EXERCISE DESCRIPTION >> Find the word "structure" in the data. Return every line where it appears.

START DATASET RECORDS

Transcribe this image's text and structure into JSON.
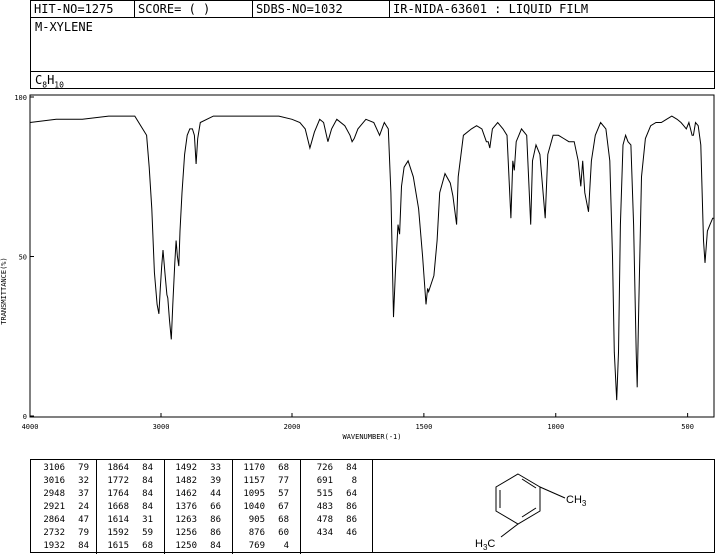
{
  "header": {
    "hit_no": "HIT-NO=1275",
    "score": "SCORE=  (   )",
    "sdbs_no": "SDBS-NO=1032",
    "ir_info": "IR-NIDA-63601 : LIQUID FILM"
  },
  "compound": {
    "name": "M-XYLENE",
    "formula_prefix_c": "C",
    "formula_c_count": "8",
    "formula_h": "H",
    "formula_h_count": "10"
  },
  "structure": {
    "ch3_top": "CH",
    "ch3_top_sub": "3",
    "ch3_bottom_h": "H",
    "ch3_bottom_sub": "3",
    "ch3_bottom_c": "C"
  },
  "peak_table": [
    [
      [
        "3106",
        "79"
      ],
      [
        "3016",
        "32"
      ],
      [
        "2948",
        "37"
      ],
      [
        "2921",
        "24"
      ],
      [
        "2864",
        "47"
      ],
      [
        "2732",
        "79"
      ],
      [
        "1932",
        "84"
      ]
    ],
    [
      [
        "1864",
        "84"
      ],
      [
        "1772",
        "84"
      ],
      [
        "1764",
        "84"
      ],
      [
        "1668",
        "84"
      ],
      [
        "1614",
        "31"
      ],
      [
        "1592",
        "59"
      ],
      [
        "1615",
        "68"
      ]
    ],
    [
      [
        "1492",
        "33"
      ],
      [
        "1482",
        "39"
      ],
      [
        "1462",
        "44"
      ],
      [
        "1376",
        "66"
      ],
      [
        "1263",
        "86"
      ],
      [
        "1256",
        "86"
      ],
      [
        "1250",
        "84"
      ]
    ],
    [
      [
        "1170",
        "68"
      ],
      [
        "1157",
        "77"
      ],
      [
        "1095",
        "57"
      ],
      [
        "1040",
        "67"
      ],
      [
        "905",
        "68"
      ],
      [
        "876",
        "60"
      ],
      [
        "769",
        "4"
      ]
    ],
    [
      [
        "726",
        "84"
      ],
      [
        "691",
        "8"
      ],
      [
        "515",
        "64"
      ],
      [
        "483",
        "86"
      ],
      [
        "478",
        "86"
      ],
      [
        "434",
        "46"
      ]
    ]
  ],
  "chart_data": {
    "type": "line",
    "title": "",
    "xlabel": "WAVENUMBER(-1)",
    "ylabel": "TRANSMITTANCE(%)",
    "xlim": [
      4000,
      400
    ],
    "ylim": [
      0,
      100
    ],
    "x_ticks": [
      4000,
      3000,
      2000,
      1500,
      1000,
      500
    ],
    "y_ticks": [
      0,
      50,
      100
    ],
    "x_tick_labels": [
      "4000",
      "3000",
      "2000",
      "1500",
      "1000",
      "500"
    ],
    "y_tick_labels": [
      "0",
      "50",
      "100"
    ],
    "grid": false,
    "series": [
      {
        "name": "",
        "points": [
          [
            4000,
            92
          ],
          [
            3800,
            93
          ],
          [
            3600,
            93
          ],
          [
            3400,
            94
          ],
          [
            3200,
            94
          ],
          [
            3110,
            88
          ],
          [
            3090,
            78
          ],
          [
            3070,
            65
          ],
          [
            3050,
            45
          ],
          [
            3030,
            35
          ],
          [
            3016,
            32
          ],
          [
            3005,
            40
          ],
          [
            2995,
            47
          ],
          [
            2985,
            52
          ],
          [
            2970,
            45
          ],
          [
            2955,
            38
          ],
          [
            2948,
            37
          ],
          [
            2935,
            30
          ],
          [
            2921,
            24
          ],
          [
            2910,
            35
          ],
          [
            2895,
            48
          ],
          [
            2885,
            55
          ],
          [
            2875,
            50
          ],
          [
            2864,
            47
          ],
          [
            2855,
            58
          ],
          [
            2840,
            70
          ],
          [
            2820,
            82
          ],
          [
            2800,
            88
          ],
          [
            2780,
            90
          ],
          [
            2760,
            90
          ],
          [
            2745,
            88
          ],
          [
            2732,
            79
          ],
          [
            2720,
            87
          ],
          [
            2700,
            92
          ],
          [
            2600,
            94
          ],
          [
            2400,
            94
          ],
          [
            2200,
            94
          ],
          [
            2100,
            94
          ],
          [
            2000,
            93
          ],
          [
            1970,
            92
          ],
          [
            1950,
            90
          ],
          [
            1932,
            84
          ],
          [
            1915,
            89
          ],
          [
            1895,
            93
          ],
          [
            1880,
            92
          ],
          [
            1864,
            86
          ],
          [
            1850,
            90
          ],
          [
            1830,
            93
          ],
          [
            1800,
            91
          ],
          [
            1780,
            88
          ],
          [
            1772,
            86
          ],
          [
            1764,
            87
          ],
          [
            1750,
            90
          ],
          [
            1720,
            93
          ],
          [
            1690,
            92
          ],
          [
            1668,
            88
          ],
          [
            1650,
            92
          ],
          [
            1635,
            90
          ],
          [
            1625,
            70
          ],
          [
            1615,
            31
          ],
          [
            1608,
            45
          ],
          [
            1598,
            60
          ],
          [
            1592,
            57
          ],
          [
            1585,
            72
          ],
          [
            1575,
            78
          ],
          [
            1560,
            80
          ],
          [
            1540,
            75
          ],
          [
            1520,
            65
          ],
          [
            1505,
            50
          ],
          [
            1492,
            35
          ],
          [
            1486,
            40
          ],
          [
            1482,
            39
          ],
          [
            1470,
            42
          ],
          [
            1462,
            44
          ],
          [
            1450,
            55
          ],
          [
            1440,
            70
          ],
          [
            1420,
            76
          ],
          [
            1400,
            73
          ],
          [
            1390,
            69
          ],
          [
            1376,
            60
          ],
          [
            1370,
            75
          ],
          [
            1350,
            88
          ],
          [
            1320,
            90
          ],
          [
            1300,
            91
          ],
          [
            1280,
            90
          ],
          [
            1263,
            86
          ],
          [
            1256,
            86
          ],
          [
            1250,
            84
          ],
          [
            1240,
            90
          ],
          [
            1220,
            92
          ],
          [
            1200,
            90
          ],
          [
            1185,
            88
          ],
          [
            1170,
            62
          ],
          [
            1163,
            80
          ],
          [
            1157,
            77
          ],
          [
            1150,
            86
          ],
          [
            1130,
            90
          ],
          [
            1110,
            88
          ],
          [
            1095,
            60
          ],
          [
            1088,
            80
          ],
          [
            1075,
            85
          ],
          [
            1060,
            82
          ],
          [
            1040,
            62
          ],
          [
            1030,
            82
          ],
          [
            1010,
            88
          ],
          [
            990,
            88
          ],
          [
            970,
            87
          ],
          [
            950,
            86
          ],
          [
            930,
            86
          ],
          [
            915,
            80
          ],
          [
            905,
            72
          ],
          [
            898,
            80
          ],
          [
            890,
            70
          ],
          [
            876,
            64
          ],
          [
            865,
            80
          ],
          [
            850,
            88
          ],
          [
            830,
            92
          ],
          [
            810,
            90
          ],
          [
            795,
            80
          ],
          [
            785,
            50
          ],
          [
            778,
            20
          ],
          [
            769,
            5
          ],
          [
            762,
            20
          ],
          [
            755,
            60
          ],
          [
            745,
            85
          ],
          [
            735,
            88
          ],
          [
            726,
            86
          ],
          [
            715,
            85
          ],
          [
            705,
            60
          ],
          [
            695,
            20
          ],
          [
            691,
            9
          ],
          [
            685,
            35
          ],
          [
            675,
            75
          ],
          [
            660,
            87
          ],
          [
            640,
            91
          ],
          [
            620,
            92
          ],
          [
            600,
            92
          ],
          [
            580,
            93
          ],
          [
            560,
            94
          ],
          [
            540,
            93
          ],
          [
            525,
            92
          ],
          [
            515,
            91
          ],
          [
            505,
            90
          ],
          [
            495,
            92
          ],
          [
            483,
            88
          ],
          [
            478,
            88
          ],
          [
            470,
            92
          ],
          [
            460,
            91
          ],
          [
            450,
            85
          ],
          [
            440,
            55
          ],
          [
            434,
            48
          ],
          [
            425,
            58
          ],
          [
            415,
            60
          ],
          [
            405,
            62
          ],
          [
            400,
            62
          ]
        ]
      }
    ]
  }
}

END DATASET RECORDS

EXERCISE ANSWER >>
Transcribe this image's text and structure into JSON.
  "structure": {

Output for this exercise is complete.